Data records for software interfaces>
===============

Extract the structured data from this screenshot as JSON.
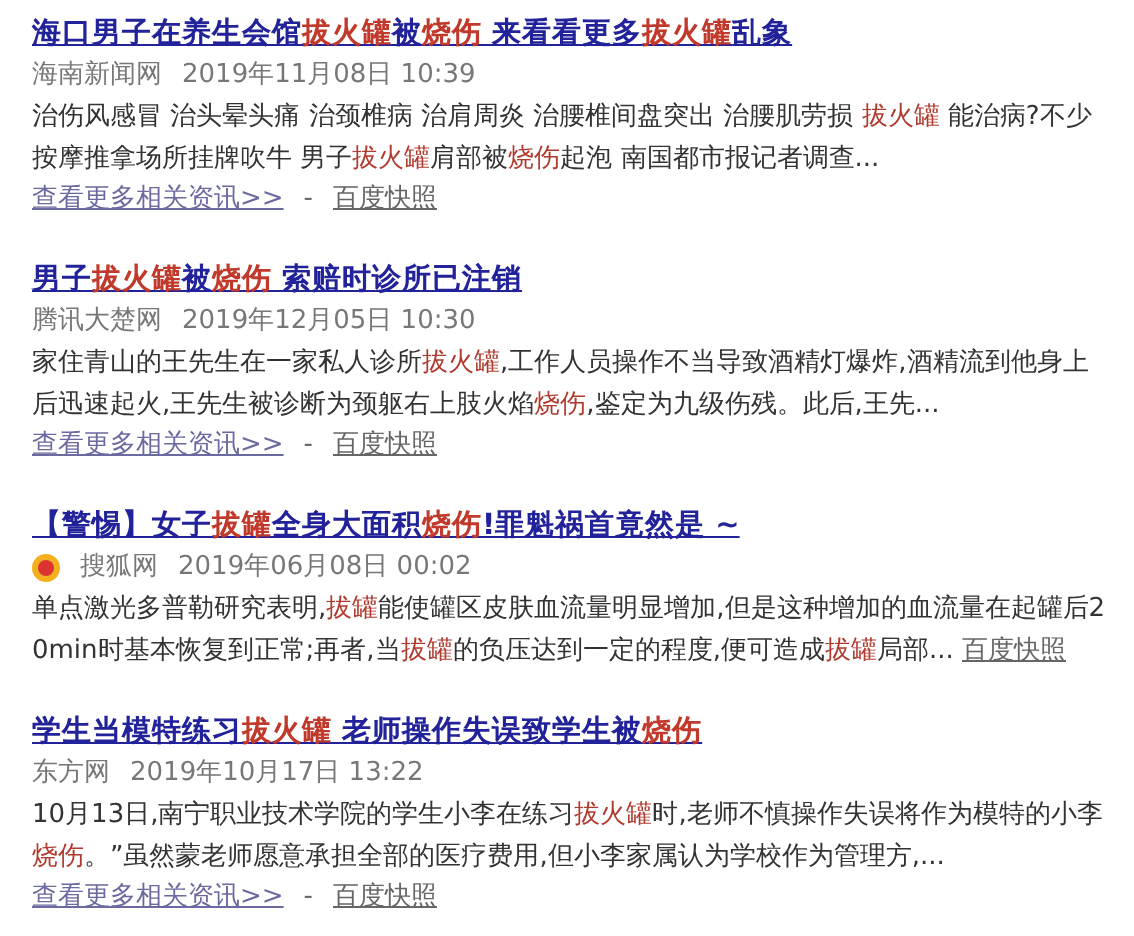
{
  "results": [
    {
      "title": [
        {
          "text": "海口男子在养生会馆",
          "highlight": false
        },
        {
          "text": "拔火罐",
          "highlight": true
        },
        {
          "text": "被",
          "highlight": false
        },
        {
          "text": "烧伤",
          "highlight": true
        },
        {
          "text": " 来看看更多",
          "highlight": false
        },
        {
          "text": "拔火罐",
          "highlight": true
        },
        {
          "text": "乱象",
          "highlight": false
        }
      ],
      "source_icon": false,
      "source": "海南新闻网",
      "time": "2019年11月08日 10:39",
      "summary": [
        {
          "text": "治伤风感冒 治头晕头痛 治颈椎病 治肩周炎 治腰椎间盘突出 治腰肌劳损 ",
          "highlight": false
        },
        {
          "text": "拔火罐",
          "highlight": true
        },
        {
          "text": " 能治病?不少按摩推拿场所挂牌吹牛 男子",
          "highlight": false
        },
        {
          "text": "拔火罐",
          "highlight": true
        },
        {
          "text": "肩部被",
          "highlight": false
        },
        {
          "text": "烧伤",
          "highlight": true
        },
        {
          "text": "起泡 南国都市报记者调查...",
          "highlight": false
        }
      ],
      "more_link": "查看更多相关资讯>>",
      "separator": "-",
      "snapshot": "百度快照"
    },
    {
      "title": [
        {
          "text": "男子",
          "highlight": false
        },
        {
          "text": "拔火罐",
          "highlight": true
        },
        {
          "text": "被",
          "highlight": false
        },
        {
          "text": "烧伤",
          "highlight": true
        },
        {
          "text": " 索赔时诊所已注销",
          "highlight": false
        }
      ],
      "source_icon": false,
      "source": "腾讯大楚网",
      "time": "2019年12月05日 10:30",
      "summary": [
        {
          "text": "家住青山的王先生在一家私人诊所",
          "highlight": false
        },
        {
          "text": "拔火罐",
          "highlight": true
        },
        {
          "text": ",工作人员操作不当导致酒精灯爆炸,酒精流到他身上后迅速起火,王先生被诊断为颈躯右上肢火焰",
          "highlight": false
        },
        {
          "text": "烧伤",
          "highlight": true
        },
        {
          "text": ",鉴定为九级伤残。此后,王先...",
          "highlight": false
        }
      ],
      "more_link": "查看更多相关资讯>>",
      "separator": "-",
      "snapshot": "百度快照"
    },
    {
      "title": [
        {
          "text": "【警惕】女子",
          "highlight": false
        },
        {
          "text": "拔罐",
          "highlight": true
        },
        {
          "text": "全身大面积",
          "highlight": false
        },
        {
          "text": "烧伤",
          "highlight": true
        },
        {
          "text": "!罪魁祸首竟然是 ~",
          "highlight": false
        }
      ],
      "source_icon": true,
      "source": "搜狐网",
      "time": "2019年06月08日 00:02",
      "summary": [
        {
          "text": "单点激光多普勒研究表明,",
          "highlight": false
        },
        {
          "text": "拔罐",
          "highlight": true
        },
        {
          "text": "能使罐区皮肤血流量明显增加,但是这种增加的血流量在起罐后20min时基本恢复到正常;再者,当",
          "highlight": false
        },
        {
          "text": "拔罐",
          "highlight": true
        },
        {
          "text": "的负压达到一定的程度,便可造成",
          "highlight": false
        },
        {
          "text": "拔罐",
          "highlight": true
        },
        {
          "text": "局部...",
          "highlight": false
        }
      ],
      "snapshot": "百度快照"
    },
    {
      "title": [
        {
          "text": "学生当模特练习",
          "highlight": false
        },
        {
          "text": "拔火罐",
          "highlight": true
        },
        {
          "text": " 老师操作失误致学生被",
          "highlight": false
        },
        {
          "text": "烧伤",
          "highlight": true
        }
      ],
      "source_icon": false,
      "source": "东方网",
      "time": "2019年10月17日 13:22",
      "summary": [
        {
          "text": "10月13日,南宁职业技术学院的学生小李在练习",
          "highlight": false
        },
        {
          "text": "拔火罐",
          "highlight": true
        },
        {
          "text": "时,老师不慎操作失误将作为模特的小李",
          "highlight": false
        },
        {
          "text": "烧伤",
          "highlight": true
        },
        {
          "text": "。”虽然蒙老师愿意承担全部的医疗费用,但小李家属认为学校作为管理方,...",
          "highlight": false
        }
      ],
      "more_link": "查看更多相关资讯>>",
      "separator": "-",
      "snapshot": "百度快照"
    }
  ]
}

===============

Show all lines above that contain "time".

WRITTEN RESPONSE>
      "time": "2019年11月08日 10:39",
      "time": "2019年12月05日 10:30",
      "time": "2019年06月08日 00:02",
      "time": "2019年10月17日 13:22",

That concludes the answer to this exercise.